For as long as I can remember, I’ve walked a fairly unique path when it comes to bowhunting. The passion I have for it is hard to articulate. Over the years I’ve learned to cope with solitude, discipline, heartache, pain, accomplishment and defeat to name just a few. Bowhunting has helped to shape the man that I am today, even in many aspects of life that have nothing to do with hunting. I’m a more patient father. I possess confidence in myself and my capabilities because of the tough circumstances I’ve endured. I’ve learned to embrace life for what it is, a journey of ups and downs. I’ve grown closer to God, and can accept myself for who I am. Discipline and dedication are two hard-pressed qualities to find in today’s world, but through bowhunting, I’ve learned to possess both.

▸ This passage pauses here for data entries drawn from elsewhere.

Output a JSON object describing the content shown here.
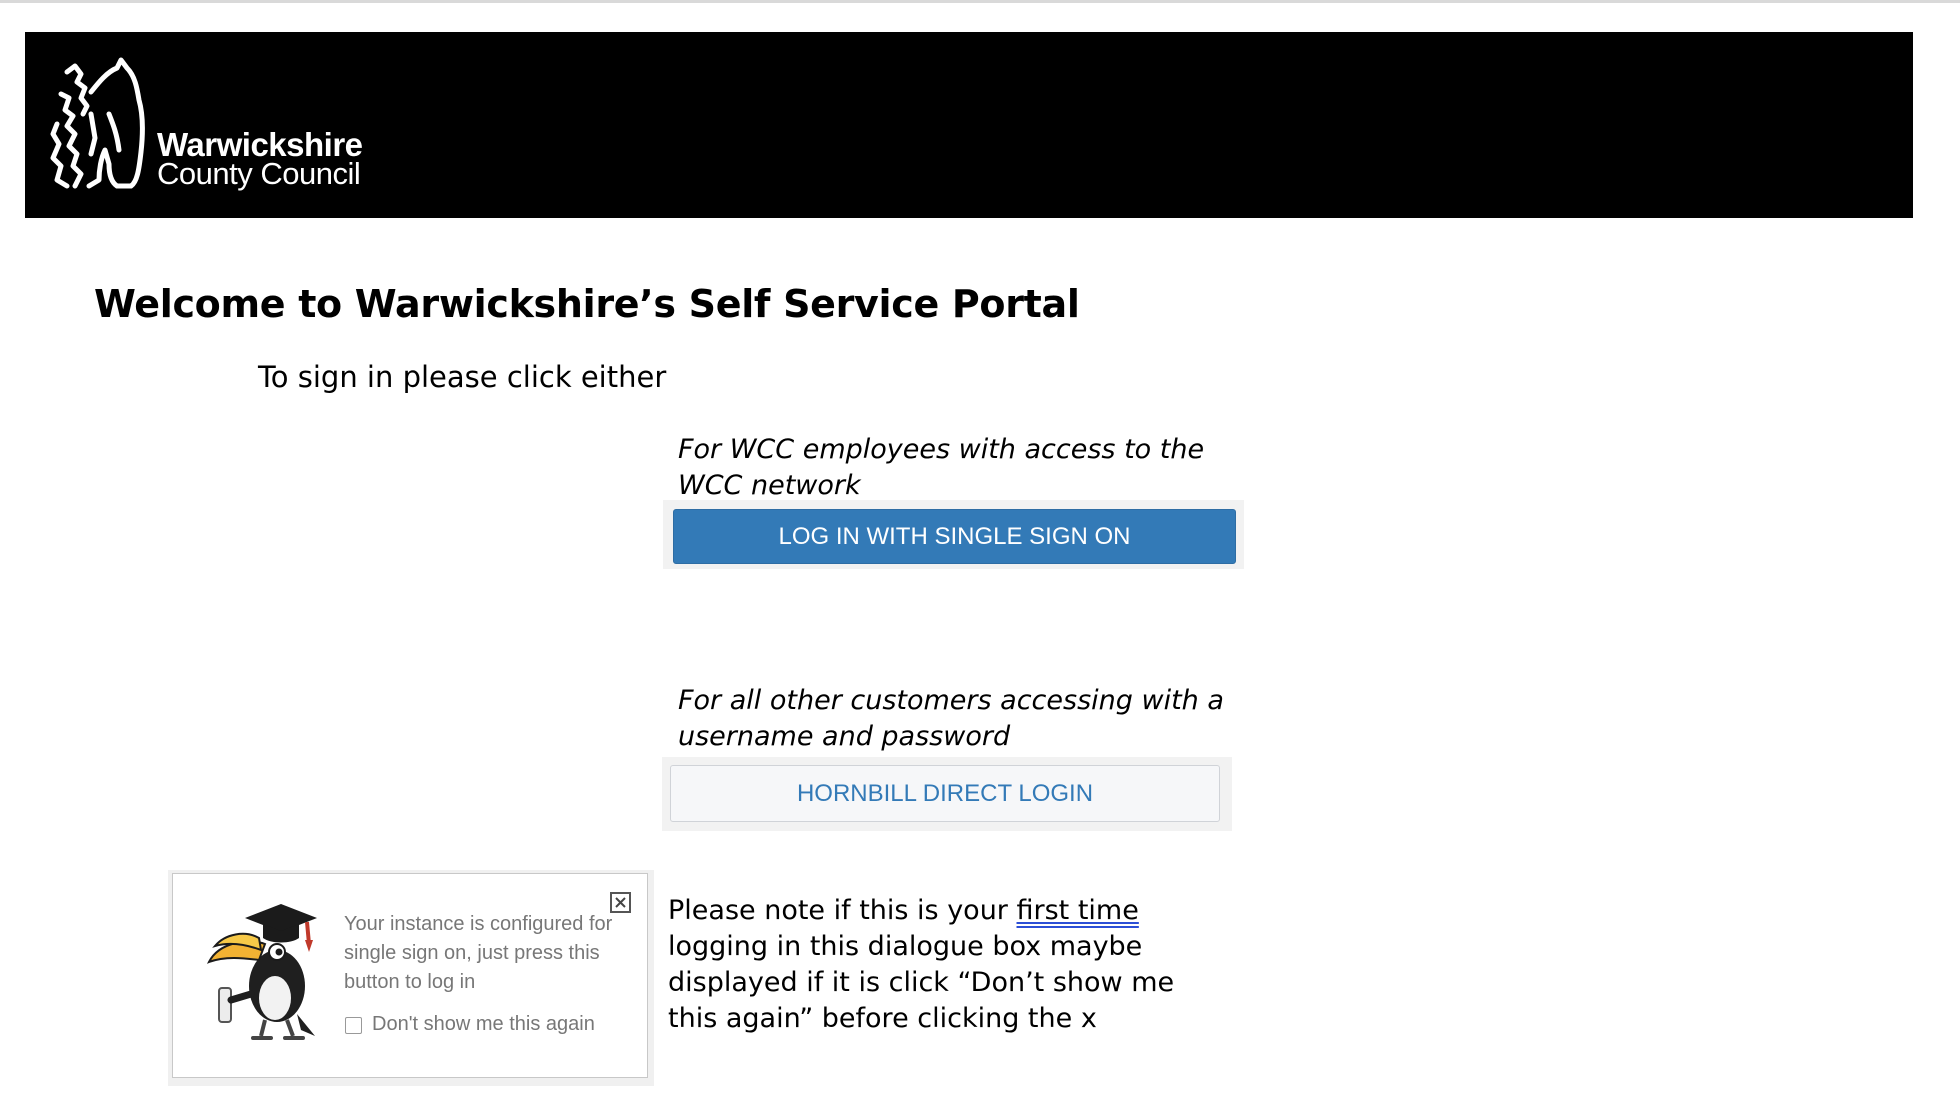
{
  "brand": {
    "line1": "Warwickshire",
    "line2": "County Council",
    "banner_color": "#000000"
  },
  "page": {
    "title": "Welcome to Warwickshire’s Self Service Portal",
    "intro": "To sign in please click either"
  },
  "sso": {
    "note": "For WCC employees with access to the WCC network",
    "button_label": "LOG IN WITH SINGLE SIGN ON",
    "button_color": "#337ab7"
  },
  "direct": {
    "note": "For all other customers accessing with a username and password",
    "button_label": "HORNBILL DIRECT LOGIN"
  },
  "dialog": {
    "message": "Your instance is configured for single sign on, just press this button to log in",
    "checkbox_label": "Don't show me this again",
    "checkbox_checked": false,
    "close_icon": "close-box-icon",
    "mascot_icon": "hornbill-graduate-icon"
  },
  "note": {
    "part1": "Please note if this is your ",
    "underlined": "first time",
    "part2": " logging in this dialogue box maybe displayed if it is click “Don’t show me this again” before clicking the x"
  }
}
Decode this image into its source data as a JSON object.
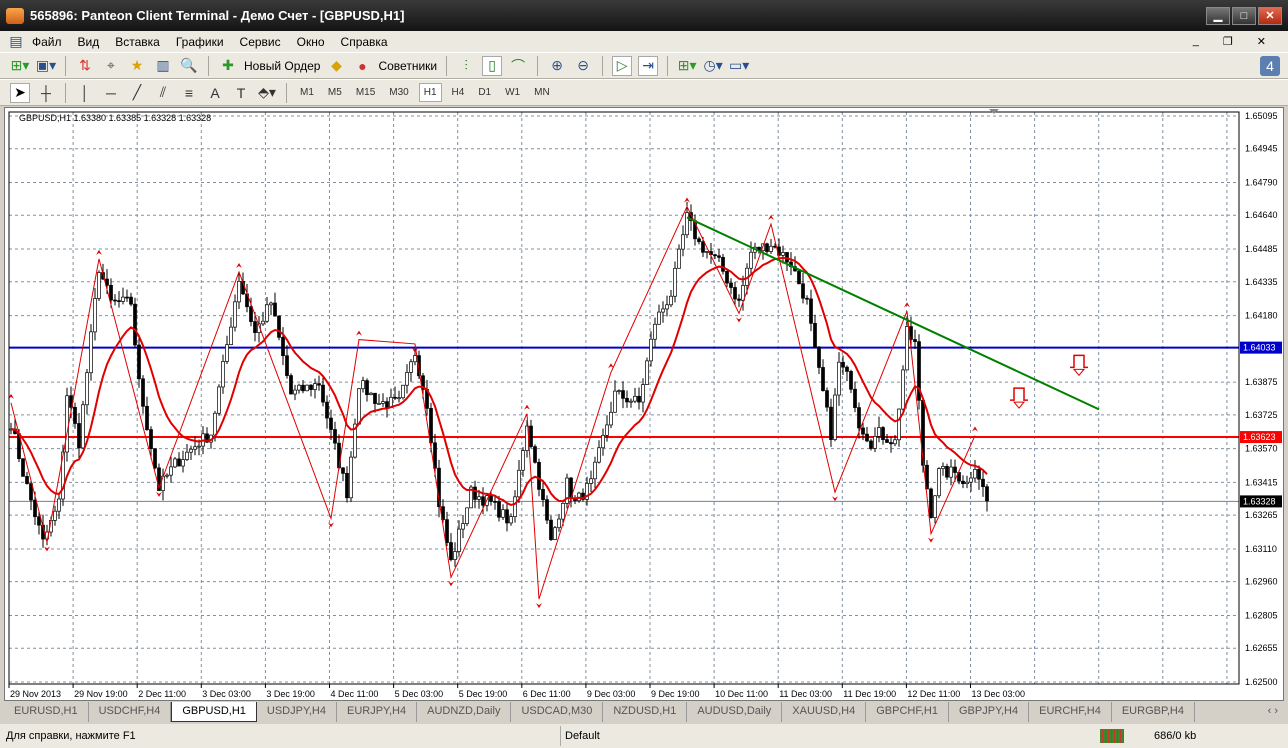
{
  "window": {
    "title": "565896: Panteon Client Terminal - Демо Счет - [GBPUSD,H1]"
  },
  "menu": [
    "Файл",
    "Вид",
    "Вставка",
    "Графики",
    "Сервис",
    "Окно",
    "Справка"
  ],
  "toolbar": {
    "new_order": "Новый Ордер",
    "experts": "Советники"
  },
  "timeframes": [
    "M1",
    "M5",
    "M15",
    "M30",
    "H1",
    "H4",
    "D1",
    "W1",
    "MN"
  ],
  "active_timeframe": "H1",
  "chart_header": "GBPUSD,H1  1.63380 1.63385 1.63328 1.63328",
  "chart_data": {
    "type": "candlestick",
    "symbol": "GBPUSD",
    "timeframe": "H1",
    "ylim": [
      1.625,
      1.65095
    ],
    "price_ticks": [
      "1.65095",
      "1.64945",
      "1.64790",
      "1.64640",
      "1.64485",
      "1.64335",
      "1.64180",
      "1.63875",
      "1.63725",
      "1.63570",
      "1.63415",
      "1.63265",
      "1.63110",
      "1.62960",
      "1.62805",
      "1.62655",
      "1.62500"
    ],
    "time_ticks": [
      "29 Nov 2013",
      "29 Nov 19:00",
      "2 Dec 11:00",
      "3 Dec 03:00",
      "3 Dec 19:00",
      "4 Dec 11:00",
      "5 Dec 03:00",
      "5 Dec 19:00",
      "6 Dec 11:00",
      "9 Dec 03:00",
      "9 Dec 19:00",
      "10 Dec 11:00",
      "11 Dec 03:00",
      "11 Dec 19:00",
      "12 Dec 11:00",
      "13 Dec 03:00"
    ],
    "close_path": [
      [
        0,
        1.6369
      ],
      [
        3,
        1.6346
      ],
      [
        8,
        1.6314
      ],
      [
        12,
        1.6332
      ],
      [
        14,
        1.6382
      ],
      [
        17,
        1.636
      ],
      [
        22,
        1.644
      ],
      [
        25,
        1.6424
      ],
      [
        30,
        1.6424
      ],
      [
        32,
        1.6387
      ],
      [
        37,
        1.6339
      ],
      [
        41,
        1.635
      ],
      [
        47,
        1.636
      ],
      [
        50,
        1.6364
      ],
      [
        57,
        1.6435
      ],
      [
        61,
        1.641
      ],
      [
        65,
        1.6424
      ],
      [
        70,
        1.6382
      ],
      [
        77,
        1.6387
      ],
      [
        80,
        1.6364
      ],
      [
        84,
        1.6337
      ],
      [
        87,
        1.6387
      ],
      [
        92,
        1.6378
      ],
      [
        97,
        1.6378
      ],
      [
        101,
        1.6401
      ],
      [
        104,
        1.6378
      ],
      [
        107,
        1.6332
      ],
      [
        110,
        1.6305
      ],
      [
        115,
        1.6337
      ],
      [
        120,
        1.6332
      ],
      [
        125,
        1.6323
      ],
      [
        129,
        1.6369
      ],
      [
        132,
        1.6341
      ],
      [
        135,
        1.6314
      ],
      [
        139,
        1.6341
      ],
      [
        141,
        1.6332
      ],
      [
        145,
        1.6341
      ],
      [
        151,
        1.6382
      ],
      [
        157,
        1.6378
      ],
      [
        161,
        1.6415
      ],
      [
        165,
        1.6428
      ],
      [
        169,
        1.6463
      ],
      [
        172,
        1.6451
      ],
      [
        177,
        1.6442
      ],
      [
        182,
        1.6424
      ],
      [
        185,
        1.6447
      ],
      [
        190,
        1.6451
      ],
      [
        195,
        1.6442
      ],
      [
        199,
        1.6424
      ],
      [
        201,
        1.6401
      ],
      [
        205,
        1.6364
      ],
      [
        207,
        1.6396
      ],
      [
        210,
        1.6387
      ],
      [
        212,
        1.6369
      ],
      [
        215,
        1.636
      ],
      [
        217,
        1.6364
      ],
      [
        221,
        1.636
      ],
      [
        224,
        1.641
      ],
      [
        226,
        1.6405
      ],
      [
        228,
        1.635
      ],
      [
        230,
        1.6328
      ],
      [
        232,
        1.6346
      ],
      [
        236,
        1.6346
      ],
      [
        239,
        1.6341
      ],
      [
        241,
        1.635
      ],
      [
        244,
        1.6333
      ]
    ],
    "zigzag": [
      [
        0,
        1.6378
      ],
      [
        9,
        1.6314
      ],
      [
        22,
        1.6444
      ],
      [
        37,
        1.6339
      ],
      [
        57,
        1.6438
      ],
      [
        80,
        1.6325
      ],
      [
        87,
        1.6407
      ],
      [
        101,
        1.6405
      ],
      [
        110,
        1.6298
      ],
      [
        129,
        1.6373
      ],
      [
        132,
        1.6288
      ],
      [
        150,
        1.6392
      ],
      [
        169,
        1.6468
      ],
      [
        182,
        1.6419
      ],
      [
        190,
        1.646
      ],
      [
        206,
        1.6337
      ],
      [
        224,
        1.642
      ],
      [
        230,
        1.6318
      ],
      [
        241,
        1.6363
      ]
    ],
    "trendline": [
      [
        169,
        1.6463
      ],
      [
        272,
        1.6375
      ]
    ],
    "hlines": [
      {
        "price": "1.64033",
        "color": "#0000cc"
      },
      {
        "price": "1.63623",
        "color": "#ff0000"
      }
    ],
    "current_price": "1.63328",
    "signals": [
      [
        252,
        1.6382
      ],
      [
        267,
        1.6397
      ]
    ]
  },
  "tabs": [
    "EURUSD,H1",
    "USDCHF,H4",
    "GBPUSD,H1",
    "USDJPY,H4",
    "EURJPY,H4",
    "AUDNZD,Daily",
    "USDCAD,M30",
    "NZDUSD,H1",
    "AUDUSD,Daily",
    "XAUUSD,H4",
    "GBPCHF,H1",
    "GBPJPY,H4",
    "EURCHF,H4",
    "EURGBP,H4"
  ],
  "active_tab": "GBPUSD,H1",
  "status": {
    "help": "Для справки, нажмите F1",
    "profile": "Default",
    "traffic": "686/0 kb"
  }
}
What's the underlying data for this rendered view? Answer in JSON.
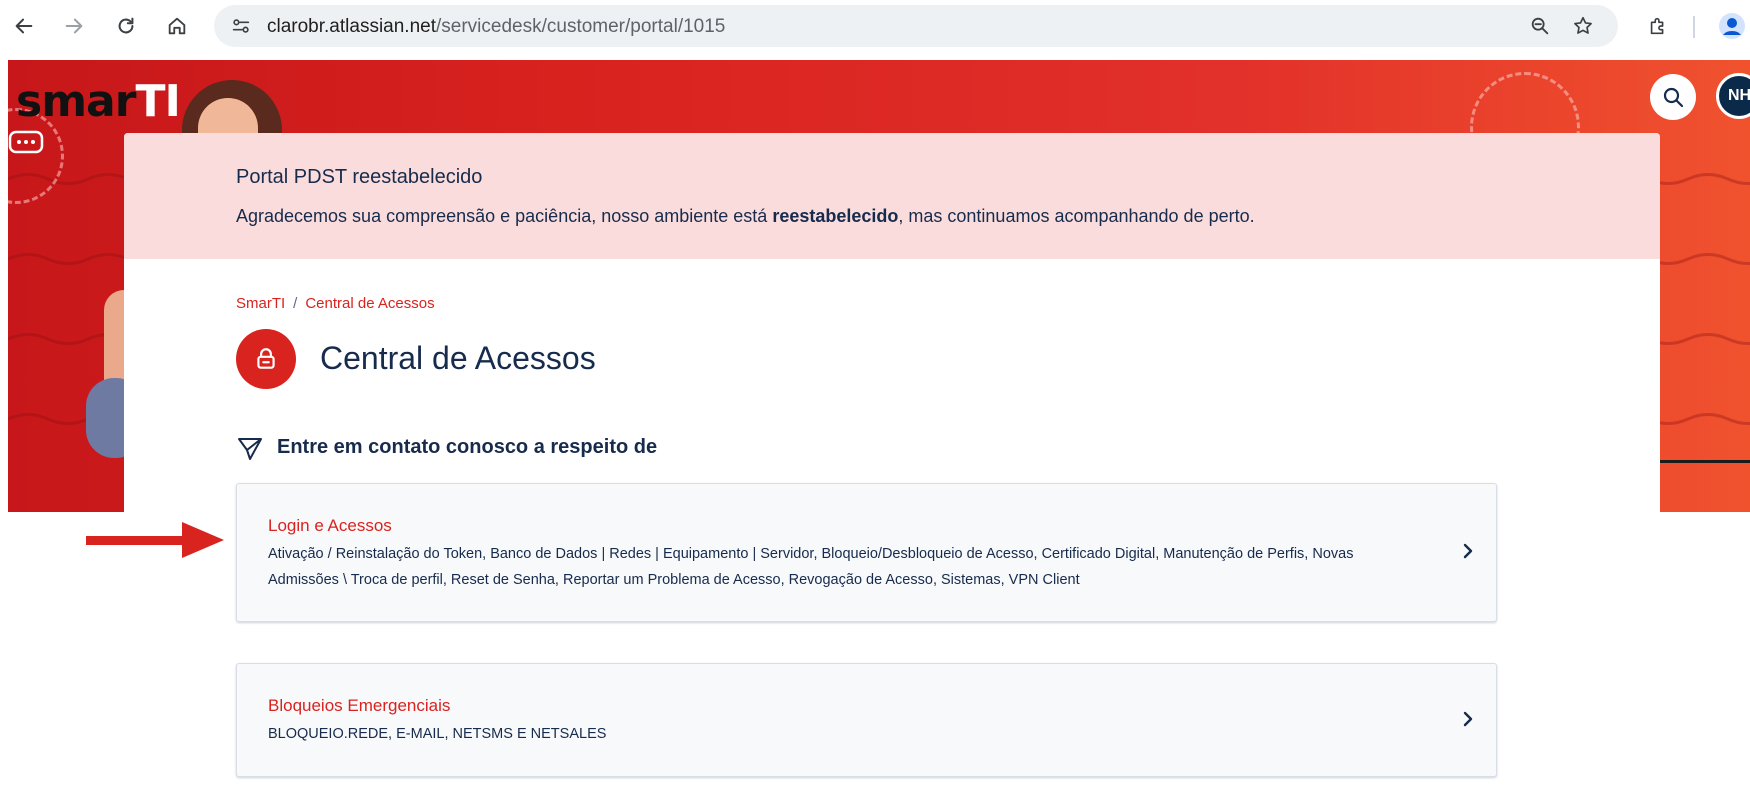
{
  "browser": {
    "url_host": "clarobr.atlassian.net",
    "url_path": "/servicedesk/customer/portal/1015"
  },
  "hero": {
    "logo_main": "smar",
    "logo_accent": "TI",
    "avatar_initials": "NH"
  },
  "banner": {
    "title": "Portal PDST reestabelecido",
    "body_before": "Agradecemos sua compreensão e paciência, nosso ambiente está ",
    "body_bold": "reestabelecido",
    "body_after": ", mas continuamos acompanhando de perto."
  },
  "breadcrumb": {
    "root": "SmarTI",
    "separator": "/",
    "current": "Central de Acessos"
  },
  "portal": {
    "title": "Central de Acessos"
  },
  "contact_heading": "Entre em contato conosco a respeito de",
  "request_types": [
    {
      "title": "Login e Acessos",
      "description": "Ativação / Reinstalação do Token, Banco de Dados | Redes | Equipamento | Servidor, Bloqueio/Desbloqueio de Acesso, Certificado Digital, Manutenção de Perfis, Novas Admissões \\ Troca de perfil, Reset de Senha, Reportar um Problema de Acesso, Revogação de Acesso, Sistemas, VPN Client"
    },
    {
      "title": "Bloqueios Emergenciais",
      "description": "BLOQUEIO.REDE, E-MAIL, NETSMS E NETSALES"
    }
  ],
  "colors": {
    "brand_red": "#d9231f",
    "banner_bg": "#fadcdc",
    "text_dark": "#172b4d"
  }
}
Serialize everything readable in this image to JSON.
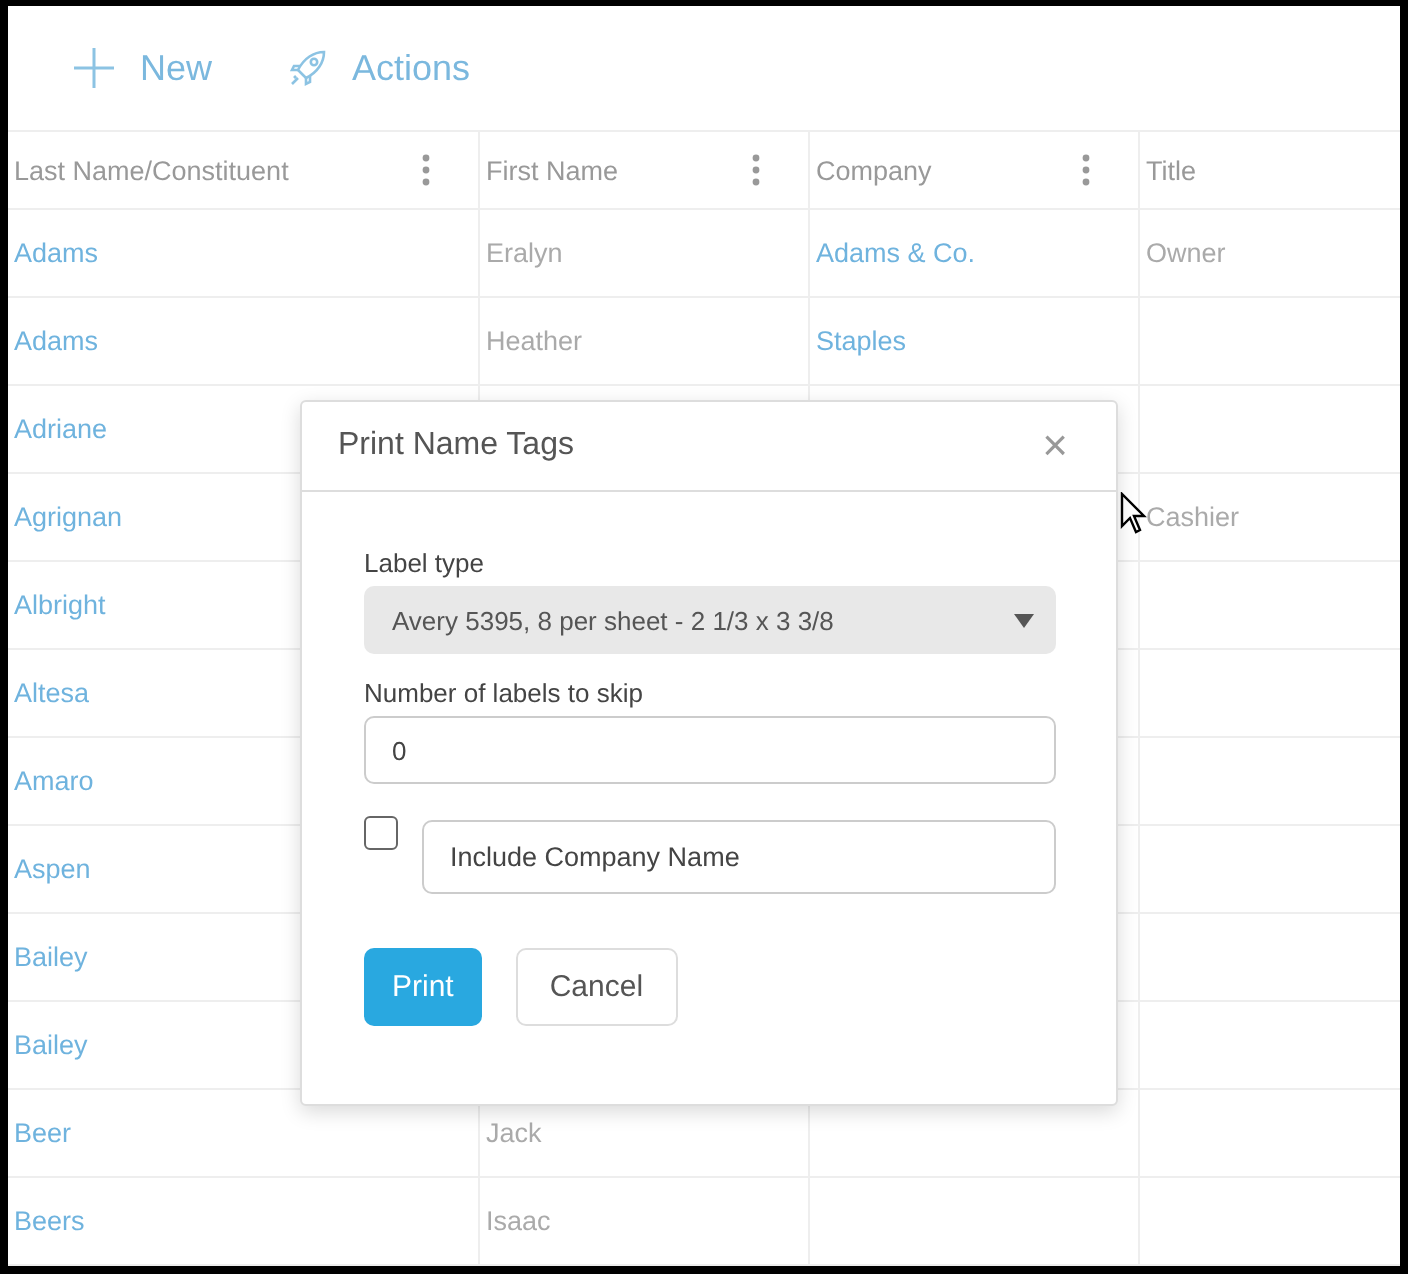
{
  "toolbar": {
    "buttons": [
      {
        "kind": "new",
        "label": "New"
      },
      {
        "kind": "actions",
        "label": "Actions"
      }
    ]
  },
  "table": {
    "columns": [
      {
        "label": "Last Name/Constituent",
        "menu": true
      },
      {
        "label": "First Name",
        "menu": true
      },
      {
        "label": "Company",
        "menu": true
      },
      {
        "label": "Title",
        "menu": false
      }
    ],
    "rows": [
      {
        "last_name": "Adams",
        "first_name": "Eralyn",
        "company": "Adams & Co.",
        "title": "Owner"
      },
      {
        "last_name": "Adams",
        "first_name": "Heather",
        "company": "Staples"
      },
      {
        "last_name": "Adriane"
      },
      {
        "last_name": "Agrignan",
        "title": "Cashier"
      },
      {
        "last_name": "Albright"
      },
      {
        "last_name": "Altesa"
      },
      {
        "last_name": "Amaro"
      },
      {
        "last_name": "Aspen"
      },
      {
        "last_name": "Bailey"
      },
      {
        "last_name": "Bailey"
      },
      {
        "last_name": "Beer",
        "first_name": "Jack"
      },
      {
        "last_name": "Beers",
        "first_name": "Isaac"
      }
    ]
  },
  "dialog": {
    "title": "Print Name Tags",
    "close": "×",
    "label_type": {
      "label": "Label type",
      "value": "Avery 5395, 8 per sheet - 2 1/3 x 3 3/8"
    },
    "skip": {
      "label": "Number of labels to skip",
      "value": "0"
    },
    "include_company": {
      "checked": false,
      "label": "Include Company Name"
    },
    "buttons": [
      {
        "kind": "primary",
        "label": "Print"
      },
      {
        "kind": "secondary",
        "label": "Cancel"
      }
    ]
  }
}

My Quiet Place

In a world of hustle and bustle, and constant connectivity, it is often hard to find a place where one can be at peace with his mind, his body and his soul. Throughout life we all deal with good days and bad, many of us turning to our quiet places on the bad days.

Perhaps it’s to think or cry, or relive a moment in time, but nonetheless we go to a place where we can search for and hopefully find some element of peace. Bowhunting has been my quiet place for as long as I can remember. I always feel at peace with myself and the world when I grab my bow, toss my pack on my back and walk away from my truck. This is where I go to think and to heal. Many times during my life I’ve had to deal with pain, sorrow, death and failure. These are always unwelcome events, but through bowhunting, I have learned to understand and deal with these feelings. I often “lose time” while my bow is in my hand, and in those moments I feel as if nothing is wrong. Happiness, even if just a sliver, can be felt through the cracks of the worst days when I’m in my quiet place.

Find Your True North

If you’re reading this, I sincerely hope that you have the same burning passion and desire for something in your life as I do for bowhunting. Life is short. Too short to not chase our dreams, regardless of the obstacles that may block our path. Is bowhunting superior to other forms of hunting? I’m not qualified to answer that. Does bowhunting make me a superior version of my former self? Without a doubt. Find your True North. It will take you down a similar path.

Posted by Adam Janke